Ventspils developed around German colonies on the coast of the Baltic at the estuary of the river Venta. Having been subjected to various occupations, wars and plague, it finally gained independence in 1991. The port was developed for export of soviet goods, which in addition to the excellent train links has allowed the city to develop rapidly over the last 20 years. The proximity to the sea and the city’s parks are the most appealing aspects, with most people spending the weekends outside as much as possible. There are some areas of historical and cultural interest, but the friendly atmosphere and tidy, modern streets are reason enough to visit. It is in fact one of the wealthiest city’s of Latvia, and the style of restaurants and bars reflect this, as do the public art displays and installations. In addition to the decent hotels, a more rustic option is seaside camping which can be done in your own tent or in one of the many wooden huts than can be rented. It doesn’t get dark in the summer months so you’d be well advised to bring some sort of mask.


Livonian Order Castle – This is one of the country’s oldest fortresses and was established in the late thirteenth century, then remodelled in the fifteenth and later converted to a prison a further four hundred years later. The exhibitions are very modern and the Ghost Cellar is a particular highlight and the nature of the museum is very hands on and particularly appealing to children.

[ Ventspils Museum] – The castle described above makes up one third of the Ventspils Museum, the other two counterparts being the Seaside Open-Air Museum and H. Dorbe Memorial Museum. The Seaside Museum covers 7 hectares which contains exhibition halls and galleries which mainly cover the topics of local life. The exhibits are linked by a narrow-gauge railway. The latter part of the museum is the house of H. Dorbe, a local historian and writer.


There are three main shopping centres set amid the more densely populated residential areas, these are Top, Tobago and Elvi. They mostly sell clothes and household goods for the Latvian residents so do not head here expecting to pick up any high-end fashion accessories. The centre is made up of more modern, smaller shops selling everything from clothes to souvenirs. There is a daily market in the old town selling fresh food.

Dining and Nightlife

The best restaurants are located on the bank of the Venta, Upis being a prime example which serves authentic Latvian fodder and also offers bowling and a disco at weekends. The main street of Kuldigas is host to a number of decent eateries, mostly offering similar Latvian food and decent beer. Garlic toast tends to be the most common bar snack, although it will ward off women as well as mosquitoes. Those in search of wild nightlife may well be disappointed, there are a few pubs, often with friendly and interesting themed décor, but not a lot else. Perhaps this is one of the reasons for the city’s extreme tidiness.

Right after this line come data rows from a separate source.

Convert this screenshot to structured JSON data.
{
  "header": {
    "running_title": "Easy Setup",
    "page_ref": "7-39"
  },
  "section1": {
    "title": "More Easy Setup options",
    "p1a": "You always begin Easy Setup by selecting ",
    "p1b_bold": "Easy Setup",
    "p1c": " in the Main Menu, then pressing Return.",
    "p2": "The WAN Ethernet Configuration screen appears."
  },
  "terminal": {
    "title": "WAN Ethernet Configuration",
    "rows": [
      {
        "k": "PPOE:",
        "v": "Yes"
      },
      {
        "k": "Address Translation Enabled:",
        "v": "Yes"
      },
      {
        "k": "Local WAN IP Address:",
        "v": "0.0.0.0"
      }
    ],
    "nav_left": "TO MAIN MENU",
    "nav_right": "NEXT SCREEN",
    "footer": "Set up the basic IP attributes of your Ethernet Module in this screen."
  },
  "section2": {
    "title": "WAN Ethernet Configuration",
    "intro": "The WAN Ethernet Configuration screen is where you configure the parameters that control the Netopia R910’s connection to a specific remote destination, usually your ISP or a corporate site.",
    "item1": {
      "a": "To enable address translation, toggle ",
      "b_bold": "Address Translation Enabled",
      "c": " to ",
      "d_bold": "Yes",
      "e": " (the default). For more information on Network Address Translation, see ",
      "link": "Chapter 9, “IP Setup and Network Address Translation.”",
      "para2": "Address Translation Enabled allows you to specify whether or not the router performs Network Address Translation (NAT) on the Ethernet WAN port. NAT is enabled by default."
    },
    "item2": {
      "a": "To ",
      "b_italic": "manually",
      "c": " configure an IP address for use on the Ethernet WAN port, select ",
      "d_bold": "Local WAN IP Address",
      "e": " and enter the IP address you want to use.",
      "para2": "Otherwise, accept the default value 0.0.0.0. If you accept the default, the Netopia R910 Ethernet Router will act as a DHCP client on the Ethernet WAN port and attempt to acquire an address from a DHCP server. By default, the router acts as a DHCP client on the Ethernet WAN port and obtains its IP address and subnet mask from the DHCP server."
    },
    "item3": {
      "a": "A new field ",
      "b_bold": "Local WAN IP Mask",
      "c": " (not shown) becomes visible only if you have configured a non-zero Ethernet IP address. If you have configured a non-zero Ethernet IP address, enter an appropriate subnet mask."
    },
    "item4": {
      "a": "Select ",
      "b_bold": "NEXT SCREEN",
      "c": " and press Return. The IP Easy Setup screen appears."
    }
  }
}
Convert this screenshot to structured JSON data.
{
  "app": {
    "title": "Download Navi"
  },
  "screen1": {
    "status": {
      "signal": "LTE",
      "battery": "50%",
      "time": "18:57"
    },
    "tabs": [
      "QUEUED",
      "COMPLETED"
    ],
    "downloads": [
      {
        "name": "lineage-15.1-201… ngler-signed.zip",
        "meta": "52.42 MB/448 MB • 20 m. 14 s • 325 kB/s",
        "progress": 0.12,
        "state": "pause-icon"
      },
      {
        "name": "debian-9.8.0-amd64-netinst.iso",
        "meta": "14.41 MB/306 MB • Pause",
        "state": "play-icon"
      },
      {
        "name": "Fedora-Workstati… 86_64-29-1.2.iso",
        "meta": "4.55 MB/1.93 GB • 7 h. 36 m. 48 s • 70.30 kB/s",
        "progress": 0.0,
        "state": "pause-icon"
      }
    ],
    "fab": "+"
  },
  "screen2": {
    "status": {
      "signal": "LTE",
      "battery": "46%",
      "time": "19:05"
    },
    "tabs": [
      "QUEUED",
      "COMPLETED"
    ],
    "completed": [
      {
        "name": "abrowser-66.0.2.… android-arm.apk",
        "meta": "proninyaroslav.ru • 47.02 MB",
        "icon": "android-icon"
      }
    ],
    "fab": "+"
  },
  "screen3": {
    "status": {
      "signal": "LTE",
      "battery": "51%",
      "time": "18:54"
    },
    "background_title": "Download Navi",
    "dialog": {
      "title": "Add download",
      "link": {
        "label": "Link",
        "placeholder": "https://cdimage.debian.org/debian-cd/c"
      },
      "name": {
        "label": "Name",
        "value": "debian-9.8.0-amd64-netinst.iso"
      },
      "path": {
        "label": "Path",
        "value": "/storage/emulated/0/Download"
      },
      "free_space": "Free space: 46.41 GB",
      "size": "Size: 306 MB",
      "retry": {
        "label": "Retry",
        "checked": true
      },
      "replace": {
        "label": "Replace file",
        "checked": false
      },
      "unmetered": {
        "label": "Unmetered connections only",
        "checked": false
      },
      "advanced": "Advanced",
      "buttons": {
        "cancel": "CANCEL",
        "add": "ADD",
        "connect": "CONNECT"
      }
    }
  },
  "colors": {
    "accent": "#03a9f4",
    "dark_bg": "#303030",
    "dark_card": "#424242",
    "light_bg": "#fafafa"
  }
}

Tourist Information

Address: 7 Tirgus StreetPhone: +371 3622263Fax: +371 3622263E-mail: tourism@ventspils.lvWebsite: []


Ventspils has its own [ International Airport] with two runways, commercial flights do not currently operate here however. The nearest airport is [ Riga International Airport] which can easily be reached by shuttle bus or taxi from Riga city centre and takes roughly fifteen minutes. Riga is 3 hour’s drive from Ventspils, with buses leaving hourly.